Your objective - Which lines of the entries contain the word "structured"? Please list them.
[Available records]
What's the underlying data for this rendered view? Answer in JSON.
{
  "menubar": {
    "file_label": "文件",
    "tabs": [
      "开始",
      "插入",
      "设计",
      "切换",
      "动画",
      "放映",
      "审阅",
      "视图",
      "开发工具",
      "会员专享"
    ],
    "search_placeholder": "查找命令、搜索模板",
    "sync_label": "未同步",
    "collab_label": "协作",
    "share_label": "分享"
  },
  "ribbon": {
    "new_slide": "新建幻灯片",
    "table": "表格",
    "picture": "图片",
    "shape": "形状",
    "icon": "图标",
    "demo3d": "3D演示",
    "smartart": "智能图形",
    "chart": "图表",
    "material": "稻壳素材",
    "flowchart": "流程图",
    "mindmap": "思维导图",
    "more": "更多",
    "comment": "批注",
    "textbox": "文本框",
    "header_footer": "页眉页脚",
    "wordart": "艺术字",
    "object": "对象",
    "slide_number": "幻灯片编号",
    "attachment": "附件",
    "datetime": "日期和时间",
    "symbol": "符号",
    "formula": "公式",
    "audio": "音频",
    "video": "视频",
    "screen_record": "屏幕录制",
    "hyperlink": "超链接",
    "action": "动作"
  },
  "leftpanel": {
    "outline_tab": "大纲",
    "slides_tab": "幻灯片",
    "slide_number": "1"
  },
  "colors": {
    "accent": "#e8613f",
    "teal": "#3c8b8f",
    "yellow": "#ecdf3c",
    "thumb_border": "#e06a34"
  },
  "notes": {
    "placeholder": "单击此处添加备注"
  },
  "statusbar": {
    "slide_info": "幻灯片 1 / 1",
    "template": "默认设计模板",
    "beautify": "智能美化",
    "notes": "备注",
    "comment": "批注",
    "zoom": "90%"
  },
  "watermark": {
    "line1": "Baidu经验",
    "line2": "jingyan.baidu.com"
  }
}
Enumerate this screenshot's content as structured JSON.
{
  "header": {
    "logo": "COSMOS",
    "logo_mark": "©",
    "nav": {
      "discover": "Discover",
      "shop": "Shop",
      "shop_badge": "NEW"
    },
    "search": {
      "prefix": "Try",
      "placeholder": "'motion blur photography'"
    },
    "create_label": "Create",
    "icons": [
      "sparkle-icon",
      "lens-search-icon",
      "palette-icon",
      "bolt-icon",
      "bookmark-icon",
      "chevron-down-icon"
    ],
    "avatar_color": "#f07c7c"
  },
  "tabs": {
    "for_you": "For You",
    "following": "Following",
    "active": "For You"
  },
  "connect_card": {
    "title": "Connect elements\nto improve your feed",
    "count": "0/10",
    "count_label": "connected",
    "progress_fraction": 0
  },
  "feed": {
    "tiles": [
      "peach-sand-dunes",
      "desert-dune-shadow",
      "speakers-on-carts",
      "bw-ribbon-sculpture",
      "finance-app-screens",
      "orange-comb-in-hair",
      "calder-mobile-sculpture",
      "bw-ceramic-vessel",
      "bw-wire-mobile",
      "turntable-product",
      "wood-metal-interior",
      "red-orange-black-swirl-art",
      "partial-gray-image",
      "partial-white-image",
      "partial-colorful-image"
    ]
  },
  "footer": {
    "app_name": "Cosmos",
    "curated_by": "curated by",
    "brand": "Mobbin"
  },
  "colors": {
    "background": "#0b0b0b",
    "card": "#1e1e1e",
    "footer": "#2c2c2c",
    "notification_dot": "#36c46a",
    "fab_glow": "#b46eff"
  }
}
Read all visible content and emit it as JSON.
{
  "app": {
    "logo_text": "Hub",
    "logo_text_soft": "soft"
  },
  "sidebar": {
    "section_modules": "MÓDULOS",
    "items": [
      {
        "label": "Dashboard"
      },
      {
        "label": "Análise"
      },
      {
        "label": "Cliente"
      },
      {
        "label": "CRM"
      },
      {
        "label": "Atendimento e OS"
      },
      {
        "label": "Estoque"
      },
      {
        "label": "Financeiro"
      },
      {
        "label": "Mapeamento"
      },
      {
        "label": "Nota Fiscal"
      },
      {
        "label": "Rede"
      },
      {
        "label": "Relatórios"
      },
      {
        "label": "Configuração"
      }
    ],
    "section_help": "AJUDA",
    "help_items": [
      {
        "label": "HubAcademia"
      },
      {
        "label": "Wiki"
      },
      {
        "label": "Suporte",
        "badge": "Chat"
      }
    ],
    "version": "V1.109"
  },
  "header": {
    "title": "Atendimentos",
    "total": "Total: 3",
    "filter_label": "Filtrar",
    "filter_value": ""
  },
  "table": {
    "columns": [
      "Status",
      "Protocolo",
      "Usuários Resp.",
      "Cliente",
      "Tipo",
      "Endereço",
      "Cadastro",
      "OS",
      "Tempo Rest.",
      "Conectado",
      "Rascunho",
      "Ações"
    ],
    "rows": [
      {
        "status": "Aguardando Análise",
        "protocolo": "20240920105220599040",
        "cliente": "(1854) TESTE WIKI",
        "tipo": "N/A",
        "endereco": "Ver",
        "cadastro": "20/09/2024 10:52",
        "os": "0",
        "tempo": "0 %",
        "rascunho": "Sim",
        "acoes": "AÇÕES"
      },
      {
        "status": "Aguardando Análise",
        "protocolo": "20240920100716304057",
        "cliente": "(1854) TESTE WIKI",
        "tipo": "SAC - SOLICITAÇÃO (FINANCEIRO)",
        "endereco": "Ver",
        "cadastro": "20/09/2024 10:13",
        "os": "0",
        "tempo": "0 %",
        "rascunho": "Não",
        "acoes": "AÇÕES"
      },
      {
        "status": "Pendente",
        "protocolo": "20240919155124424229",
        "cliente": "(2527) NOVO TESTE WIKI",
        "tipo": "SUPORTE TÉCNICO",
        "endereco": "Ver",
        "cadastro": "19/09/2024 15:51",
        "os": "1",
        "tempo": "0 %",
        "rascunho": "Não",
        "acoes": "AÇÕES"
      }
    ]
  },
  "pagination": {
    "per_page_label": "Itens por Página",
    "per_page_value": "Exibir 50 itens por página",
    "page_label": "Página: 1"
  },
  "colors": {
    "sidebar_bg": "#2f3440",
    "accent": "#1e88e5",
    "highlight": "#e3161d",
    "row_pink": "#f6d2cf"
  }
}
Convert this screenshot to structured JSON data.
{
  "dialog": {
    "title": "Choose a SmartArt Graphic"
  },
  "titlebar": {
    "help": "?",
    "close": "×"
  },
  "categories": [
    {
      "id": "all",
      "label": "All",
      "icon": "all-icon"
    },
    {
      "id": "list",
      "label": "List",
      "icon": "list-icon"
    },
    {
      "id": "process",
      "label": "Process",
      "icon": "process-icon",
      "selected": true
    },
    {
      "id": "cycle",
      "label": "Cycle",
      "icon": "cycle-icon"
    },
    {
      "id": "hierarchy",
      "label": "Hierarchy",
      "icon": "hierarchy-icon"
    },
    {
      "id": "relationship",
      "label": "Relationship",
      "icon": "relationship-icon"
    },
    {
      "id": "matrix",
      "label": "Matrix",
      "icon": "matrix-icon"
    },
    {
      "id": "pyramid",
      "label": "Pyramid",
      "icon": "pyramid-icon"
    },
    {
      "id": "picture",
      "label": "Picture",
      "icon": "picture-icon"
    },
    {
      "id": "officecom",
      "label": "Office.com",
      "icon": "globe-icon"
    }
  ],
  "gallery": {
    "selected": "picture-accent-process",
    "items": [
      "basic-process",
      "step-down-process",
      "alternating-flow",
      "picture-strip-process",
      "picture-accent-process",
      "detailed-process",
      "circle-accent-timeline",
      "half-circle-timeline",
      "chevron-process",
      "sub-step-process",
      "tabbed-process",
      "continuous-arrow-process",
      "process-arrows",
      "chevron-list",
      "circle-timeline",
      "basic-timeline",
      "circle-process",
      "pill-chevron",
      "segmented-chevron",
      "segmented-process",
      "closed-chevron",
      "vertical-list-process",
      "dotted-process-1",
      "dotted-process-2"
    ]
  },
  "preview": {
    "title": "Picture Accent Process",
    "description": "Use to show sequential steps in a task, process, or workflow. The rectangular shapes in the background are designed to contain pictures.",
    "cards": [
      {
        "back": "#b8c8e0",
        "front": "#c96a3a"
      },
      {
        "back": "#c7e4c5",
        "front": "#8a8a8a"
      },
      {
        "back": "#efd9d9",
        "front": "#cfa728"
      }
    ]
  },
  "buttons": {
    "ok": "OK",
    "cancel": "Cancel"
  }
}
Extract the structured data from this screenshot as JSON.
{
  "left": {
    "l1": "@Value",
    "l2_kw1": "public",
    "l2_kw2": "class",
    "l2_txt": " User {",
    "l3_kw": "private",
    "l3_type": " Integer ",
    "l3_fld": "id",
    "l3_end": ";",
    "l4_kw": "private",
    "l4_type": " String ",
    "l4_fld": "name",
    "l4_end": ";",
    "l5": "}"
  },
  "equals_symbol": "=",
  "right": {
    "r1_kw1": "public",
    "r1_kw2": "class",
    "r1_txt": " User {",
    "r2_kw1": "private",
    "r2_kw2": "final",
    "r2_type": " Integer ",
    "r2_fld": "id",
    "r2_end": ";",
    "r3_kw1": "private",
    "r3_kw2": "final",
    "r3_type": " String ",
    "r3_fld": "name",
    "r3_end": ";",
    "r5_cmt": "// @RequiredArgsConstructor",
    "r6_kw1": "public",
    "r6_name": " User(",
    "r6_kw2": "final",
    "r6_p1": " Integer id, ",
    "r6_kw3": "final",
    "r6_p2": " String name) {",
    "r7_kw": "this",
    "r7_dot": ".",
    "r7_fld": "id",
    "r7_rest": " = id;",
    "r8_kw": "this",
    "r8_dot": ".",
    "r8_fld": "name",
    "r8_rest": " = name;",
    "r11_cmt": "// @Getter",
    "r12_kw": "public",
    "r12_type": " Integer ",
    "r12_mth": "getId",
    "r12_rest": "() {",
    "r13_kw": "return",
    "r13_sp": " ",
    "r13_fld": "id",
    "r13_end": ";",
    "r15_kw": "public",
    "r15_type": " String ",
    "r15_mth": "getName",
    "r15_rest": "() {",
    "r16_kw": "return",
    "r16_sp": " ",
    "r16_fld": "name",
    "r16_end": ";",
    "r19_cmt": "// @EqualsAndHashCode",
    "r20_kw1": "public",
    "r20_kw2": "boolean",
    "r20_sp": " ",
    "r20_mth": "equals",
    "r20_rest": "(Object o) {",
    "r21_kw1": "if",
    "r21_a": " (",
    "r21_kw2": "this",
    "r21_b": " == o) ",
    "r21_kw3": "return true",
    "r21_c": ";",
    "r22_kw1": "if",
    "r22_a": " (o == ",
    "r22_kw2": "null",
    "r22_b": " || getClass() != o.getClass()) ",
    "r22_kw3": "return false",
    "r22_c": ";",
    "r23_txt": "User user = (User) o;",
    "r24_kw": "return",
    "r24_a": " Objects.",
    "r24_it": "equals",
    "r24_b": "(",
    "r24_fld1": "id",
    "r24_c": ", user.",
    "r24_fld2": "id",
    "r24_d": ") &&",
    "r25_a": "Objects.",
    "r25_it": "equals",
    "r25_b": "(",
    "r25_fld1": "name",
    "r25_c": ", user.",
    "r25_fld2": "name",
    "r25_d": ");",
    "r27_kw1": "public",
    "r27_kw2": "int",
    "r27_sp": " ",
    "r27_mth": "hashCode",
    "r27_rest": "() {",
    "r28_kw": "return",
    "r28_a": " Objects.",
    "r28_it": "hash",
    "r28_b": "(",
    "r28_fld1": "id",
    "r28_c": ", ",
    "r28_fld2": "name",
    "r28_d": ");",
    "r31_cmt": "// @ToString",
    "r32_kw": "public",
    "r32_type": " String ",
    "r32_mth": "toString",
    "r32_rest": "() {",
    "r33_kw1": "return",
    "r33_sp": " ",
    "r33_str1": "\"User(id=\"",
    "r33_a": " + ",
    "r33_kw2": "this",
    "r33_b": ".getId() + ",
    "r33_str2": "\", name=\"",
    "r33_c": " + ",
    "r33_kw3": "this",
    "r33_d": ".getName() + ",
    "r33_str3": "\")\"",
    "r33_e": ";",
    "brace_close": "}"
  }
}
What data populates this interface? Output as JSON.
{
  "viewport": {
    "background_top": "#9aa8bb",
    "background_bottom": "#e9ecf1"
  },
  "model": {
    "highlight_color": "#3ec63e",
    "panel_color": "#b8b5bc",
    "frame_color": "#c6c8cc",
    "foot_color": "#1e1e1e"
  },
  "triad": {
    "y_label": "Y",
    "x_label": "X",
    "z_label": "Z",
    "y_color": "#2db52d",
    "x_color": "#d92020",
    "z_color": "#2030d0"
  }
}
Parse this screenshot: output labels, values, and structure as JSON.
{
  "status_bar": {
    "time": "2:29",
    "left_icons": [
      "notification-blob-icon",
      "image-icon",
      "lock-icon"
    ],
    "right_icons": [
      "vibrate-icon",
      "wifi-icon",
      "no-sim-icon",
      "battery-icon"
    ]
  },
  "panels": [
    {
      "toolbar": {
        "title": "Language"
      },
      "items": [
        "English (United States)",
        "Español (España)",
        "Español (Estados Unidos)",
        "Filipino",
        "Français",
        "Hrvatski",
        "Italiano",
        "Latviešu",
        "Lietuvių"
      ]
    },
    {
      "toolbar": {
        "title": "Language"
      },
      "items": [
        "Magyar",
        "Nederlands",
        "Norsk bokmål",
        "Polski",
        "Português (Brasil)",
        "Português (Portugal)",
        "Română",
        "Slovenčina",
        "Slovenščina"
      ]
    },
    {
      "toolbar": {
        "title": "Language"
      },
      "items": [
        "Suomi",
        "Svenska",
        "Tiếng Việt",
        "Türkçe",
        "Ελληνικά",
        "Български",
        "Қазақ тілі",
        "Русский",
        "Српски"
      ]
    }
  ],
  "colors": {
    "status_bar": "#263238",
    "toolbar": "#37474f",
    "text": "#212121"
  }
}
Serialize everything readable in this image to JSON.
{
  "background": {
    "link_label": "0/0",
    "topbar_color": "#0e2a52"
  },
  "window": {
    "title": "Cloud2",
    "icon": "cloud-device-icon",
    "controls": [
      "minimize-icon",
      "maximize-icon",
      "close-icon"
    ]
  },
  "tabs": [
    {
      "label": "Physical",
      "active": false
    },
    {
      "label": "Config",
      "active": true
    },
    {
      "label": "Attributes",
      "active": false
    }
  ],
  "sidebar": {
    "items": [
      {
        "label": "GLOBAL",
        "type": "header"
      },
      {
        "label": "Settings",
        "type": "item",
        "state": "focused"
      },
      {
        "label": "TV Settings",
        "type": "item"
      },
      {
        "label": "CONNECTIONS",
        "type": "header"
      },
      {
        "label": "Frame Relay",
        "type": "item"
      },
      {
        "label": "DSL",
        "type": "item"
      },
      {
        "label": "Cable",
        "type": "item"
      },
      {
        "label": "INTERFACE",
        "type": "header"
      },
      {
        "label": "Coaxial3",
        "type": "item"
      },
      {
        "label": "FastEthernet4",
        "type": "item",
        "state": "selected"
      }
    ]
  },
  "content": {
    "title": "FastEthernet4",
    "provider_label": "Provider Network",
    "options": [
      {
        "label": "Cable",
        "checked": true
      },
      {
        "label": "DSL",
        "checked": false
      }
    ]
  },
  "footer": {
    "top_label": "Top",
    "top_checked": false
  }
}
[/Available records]
Solution below -
Enumerate this screenshot's content as structured JSON.
Convert this screenshot to structured JSON data.
Extract the structured data from this screenshot as JSON.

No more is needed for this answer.